- **Records for processing**
================================

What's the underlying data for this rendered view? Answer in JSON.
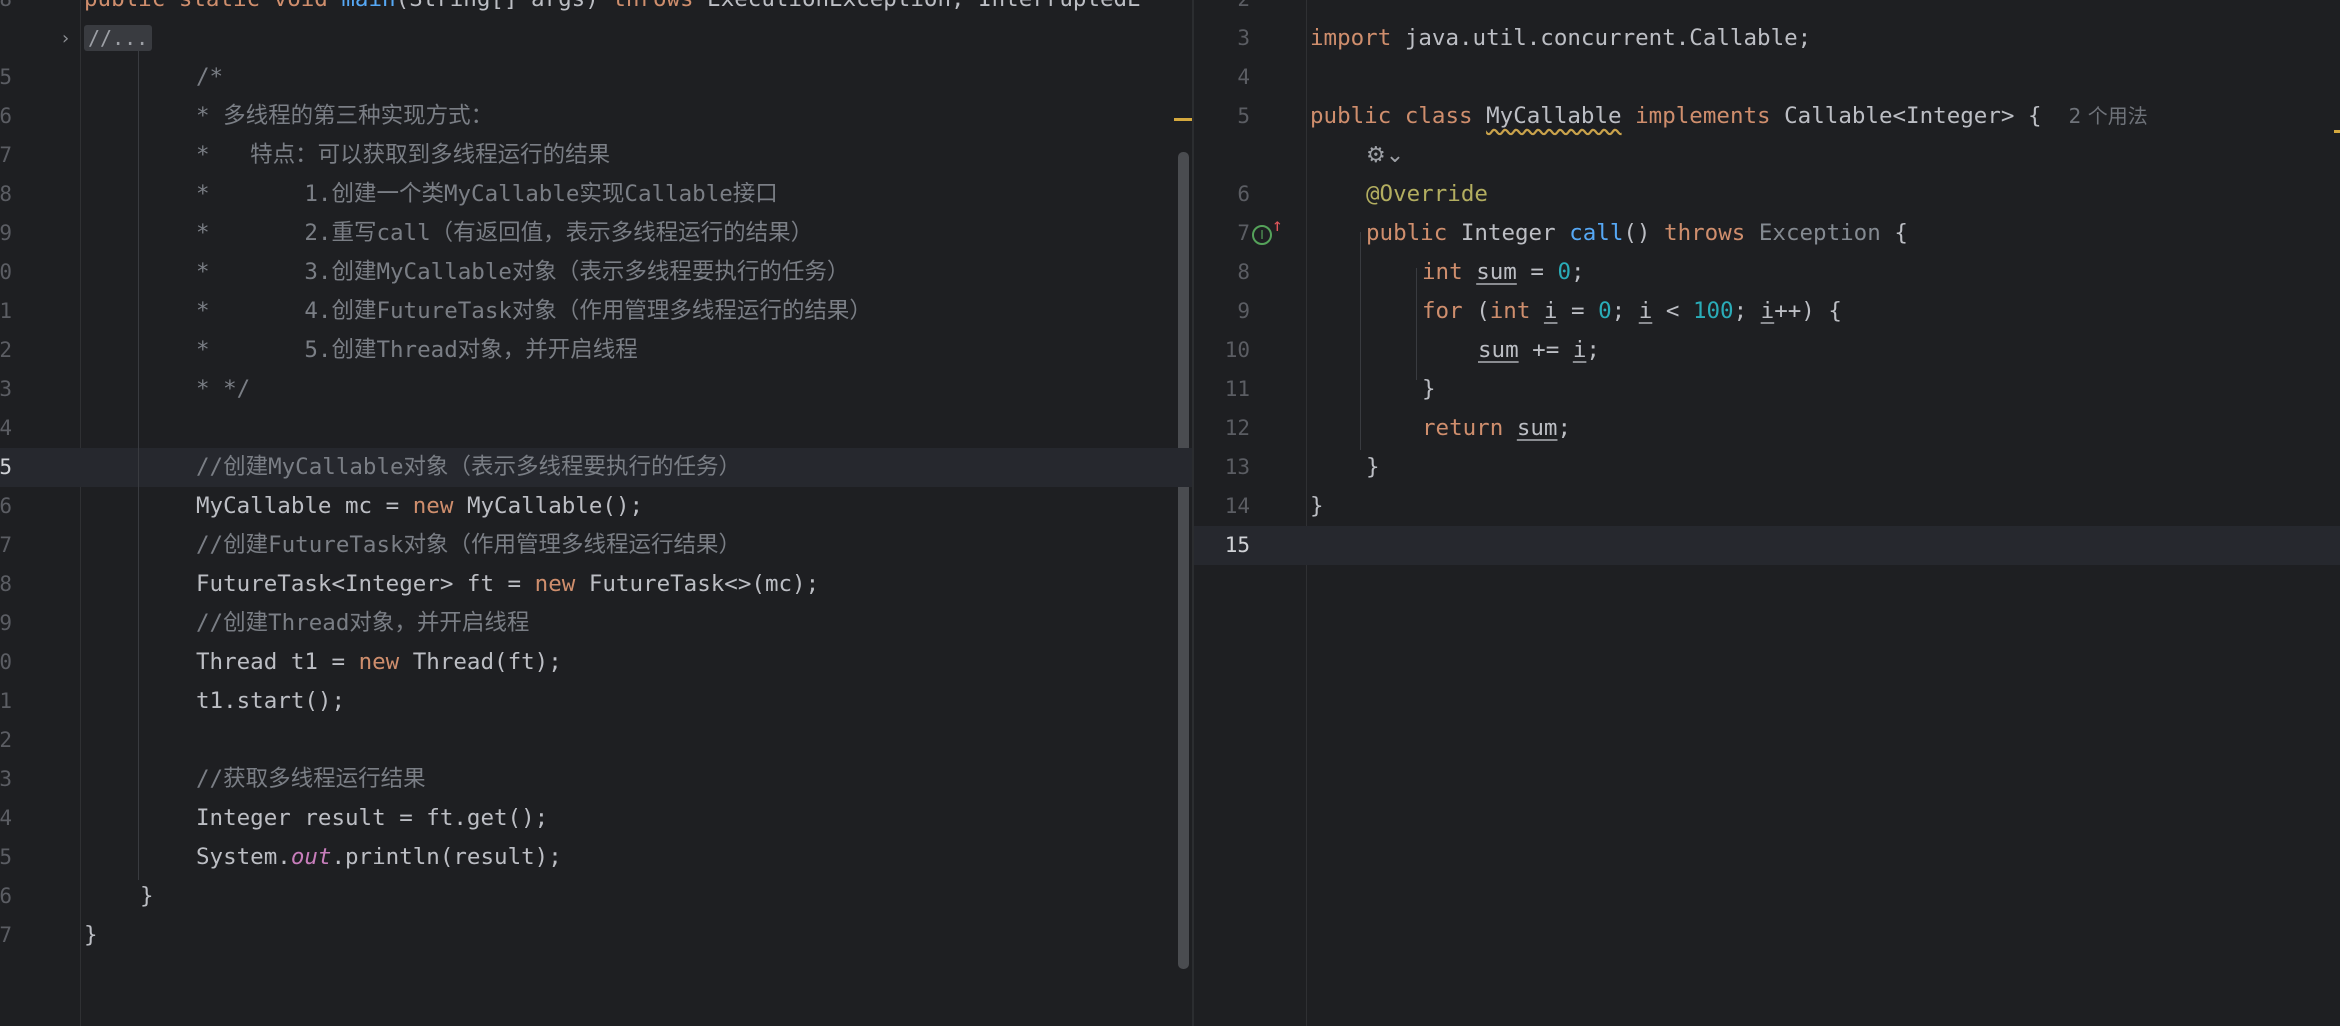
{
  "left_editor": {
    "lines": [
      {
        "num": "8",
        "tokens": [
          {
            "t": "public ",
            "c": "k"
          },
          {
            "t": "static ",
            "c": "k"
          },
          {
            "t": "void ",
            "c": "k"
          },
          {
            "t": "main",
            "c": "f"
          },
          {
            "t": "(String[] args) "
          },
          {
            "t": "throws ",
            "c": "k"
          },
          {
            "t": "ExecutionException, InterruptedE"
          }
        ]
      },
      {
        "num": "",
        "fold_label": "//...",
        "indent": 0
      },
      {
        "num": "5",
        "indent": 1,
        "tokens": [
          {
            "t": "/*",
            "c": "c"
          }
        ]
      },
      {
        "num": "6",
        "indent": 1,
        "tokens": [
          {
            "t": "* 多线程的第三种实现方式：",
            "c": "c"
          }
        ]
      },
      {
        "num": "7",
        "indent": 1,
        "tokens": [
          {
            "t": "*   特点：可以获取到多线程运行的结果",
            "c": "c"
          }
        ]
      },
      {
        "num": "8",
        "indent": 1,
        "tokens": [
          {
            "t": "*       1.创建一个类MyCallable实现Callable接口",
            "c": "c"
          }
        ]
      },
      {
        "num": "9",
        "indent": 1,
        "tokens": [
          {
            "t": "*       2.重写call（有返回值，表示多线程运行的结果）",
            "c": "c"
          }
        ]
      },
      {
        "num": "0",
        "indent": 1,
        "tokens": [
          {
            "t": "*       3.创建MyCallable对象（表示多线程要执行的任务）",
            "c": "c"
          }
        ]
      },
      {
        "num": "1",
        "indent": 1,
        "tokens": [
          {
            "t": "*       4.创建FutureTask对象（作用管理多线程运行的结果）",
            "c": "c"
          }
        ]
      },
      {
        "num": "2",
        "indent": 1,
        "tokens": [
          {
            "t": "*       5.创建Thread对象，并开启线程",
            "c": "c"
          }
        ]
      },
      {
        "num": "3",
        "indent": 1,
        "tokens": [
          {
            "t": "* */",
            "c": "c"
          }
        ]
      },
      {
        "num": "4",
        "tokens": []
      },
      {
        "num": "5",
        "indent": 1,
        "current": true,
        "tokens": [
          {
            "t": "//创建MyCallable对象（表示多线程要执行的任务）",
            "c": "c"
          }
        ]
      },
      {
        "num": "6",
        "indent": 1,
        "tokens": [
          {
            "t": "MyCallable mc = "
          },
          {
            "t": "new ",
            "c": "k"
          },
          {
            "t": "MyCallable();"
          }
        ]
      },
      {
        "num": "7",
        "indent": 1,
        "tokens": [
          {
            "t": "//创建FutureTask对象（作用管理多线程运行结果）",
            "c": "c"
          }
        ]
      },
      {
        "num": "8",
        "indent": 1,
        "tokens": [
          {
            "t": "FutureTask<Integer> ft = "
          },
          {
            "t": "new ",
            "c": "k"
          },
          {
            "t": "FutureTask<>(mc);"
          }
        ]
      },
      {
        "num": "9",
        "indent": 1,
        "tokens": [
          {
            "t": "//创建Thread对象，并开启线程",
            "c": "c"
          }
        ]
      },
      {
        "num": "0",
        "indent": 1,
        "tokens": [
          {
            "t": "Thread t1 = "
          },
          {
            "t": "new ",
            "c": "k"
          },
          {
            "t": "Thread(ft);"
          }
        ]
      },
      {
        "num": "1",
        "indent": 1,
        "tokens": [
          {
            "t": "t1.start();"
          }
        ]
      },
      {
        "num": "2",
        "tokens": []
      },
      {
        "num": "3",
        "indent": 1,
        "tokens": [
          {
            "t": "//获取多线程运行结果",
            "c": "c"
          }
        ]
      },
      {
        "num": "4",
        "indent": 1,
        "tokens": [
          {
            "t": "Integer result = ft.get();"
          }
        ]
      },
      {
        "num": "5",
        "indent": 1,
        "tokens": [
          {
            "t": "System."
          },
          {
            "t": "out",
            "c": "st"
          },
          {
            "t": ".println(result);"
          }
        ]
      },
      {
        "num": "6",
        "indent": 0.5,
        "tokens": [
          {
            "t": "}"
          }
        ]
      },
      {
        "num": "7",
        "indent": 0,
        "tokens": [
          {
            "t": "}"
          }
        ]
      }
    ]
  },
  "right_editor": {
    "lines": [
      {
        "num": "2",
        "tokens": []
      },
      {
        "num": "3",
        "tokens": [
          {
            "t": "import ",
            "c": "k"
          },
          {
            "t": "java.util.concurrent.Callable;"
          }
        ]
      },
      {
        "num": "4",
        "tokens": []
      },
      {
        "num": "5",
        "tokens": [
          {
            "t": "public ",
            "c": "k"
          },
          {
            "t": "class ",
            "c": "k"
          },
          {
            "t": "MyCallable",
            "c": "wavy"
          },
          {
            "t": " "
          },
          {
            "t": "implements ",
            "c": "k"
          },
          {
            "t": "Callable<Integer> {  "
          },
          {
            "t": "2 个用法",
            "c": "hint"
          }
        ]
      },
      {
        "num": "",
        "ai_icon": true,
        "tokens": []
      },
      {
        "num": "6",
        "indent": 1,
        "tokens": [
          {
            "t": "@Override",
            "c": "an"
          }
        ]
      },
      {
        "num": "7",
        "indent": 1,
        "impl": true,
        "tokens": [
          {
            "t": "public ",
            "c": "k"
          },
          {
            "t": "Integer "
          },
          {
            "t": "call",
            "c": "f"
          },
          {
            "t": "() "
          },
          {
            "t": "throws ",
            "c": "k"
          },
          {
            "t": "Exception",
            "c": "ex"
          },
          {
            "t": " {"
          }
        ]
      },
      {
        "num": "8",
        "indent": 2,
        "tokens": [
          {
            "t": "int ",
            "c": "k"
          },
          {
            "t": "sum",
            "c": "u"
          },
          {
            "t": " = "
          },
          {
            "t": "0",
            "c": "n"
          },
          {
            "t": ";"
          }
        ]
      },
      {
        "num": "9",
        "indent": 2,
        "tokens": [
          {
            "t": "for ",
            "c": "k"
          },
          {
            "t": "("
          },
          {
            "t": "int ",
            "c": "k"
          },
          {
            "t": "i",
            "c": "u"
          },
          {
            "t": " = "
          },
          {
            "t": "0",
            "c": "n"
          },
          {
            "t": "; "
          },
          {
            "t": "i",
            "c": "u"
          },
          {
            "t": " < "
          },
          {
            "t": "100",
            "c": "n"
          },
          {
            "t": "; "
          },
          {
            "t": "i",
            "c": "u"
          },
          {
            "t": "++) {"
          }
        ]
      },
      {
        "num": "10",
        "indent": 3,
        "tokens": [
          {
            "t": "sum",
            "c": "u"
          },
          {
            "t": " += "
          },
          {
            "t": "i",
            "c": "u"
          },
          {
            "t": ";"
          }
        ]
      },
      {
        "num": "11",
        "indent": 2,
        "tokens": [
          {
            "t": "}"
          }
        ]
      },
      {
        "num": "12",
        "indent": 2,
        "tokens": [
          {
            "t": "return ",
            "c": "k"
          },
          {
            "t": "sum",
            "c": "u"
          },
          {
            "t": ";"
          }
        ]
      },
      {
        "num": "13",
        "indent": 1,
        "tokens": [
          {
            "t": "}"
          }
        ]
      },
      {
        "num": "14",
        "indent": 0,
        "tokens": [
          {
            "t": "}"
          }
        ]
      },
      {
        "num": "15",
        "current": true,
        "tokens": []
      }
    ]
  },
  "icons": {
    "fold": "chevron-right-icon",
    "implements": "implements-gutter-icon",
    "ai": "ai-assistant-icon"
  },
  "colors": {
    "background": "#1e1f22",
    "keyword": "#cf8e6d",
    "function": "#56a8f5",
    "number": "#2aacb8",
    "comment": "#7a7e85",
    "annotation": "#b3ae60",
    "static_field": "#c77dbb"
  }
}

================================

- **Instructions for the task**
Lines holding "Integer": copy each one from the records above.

- **Exercise output**
            "t": "FutureTask<Integer> ft = "
            "t": "Integer result = ft.get();"
            "t": "Callable<Integer> {  "
            "t": "Integer "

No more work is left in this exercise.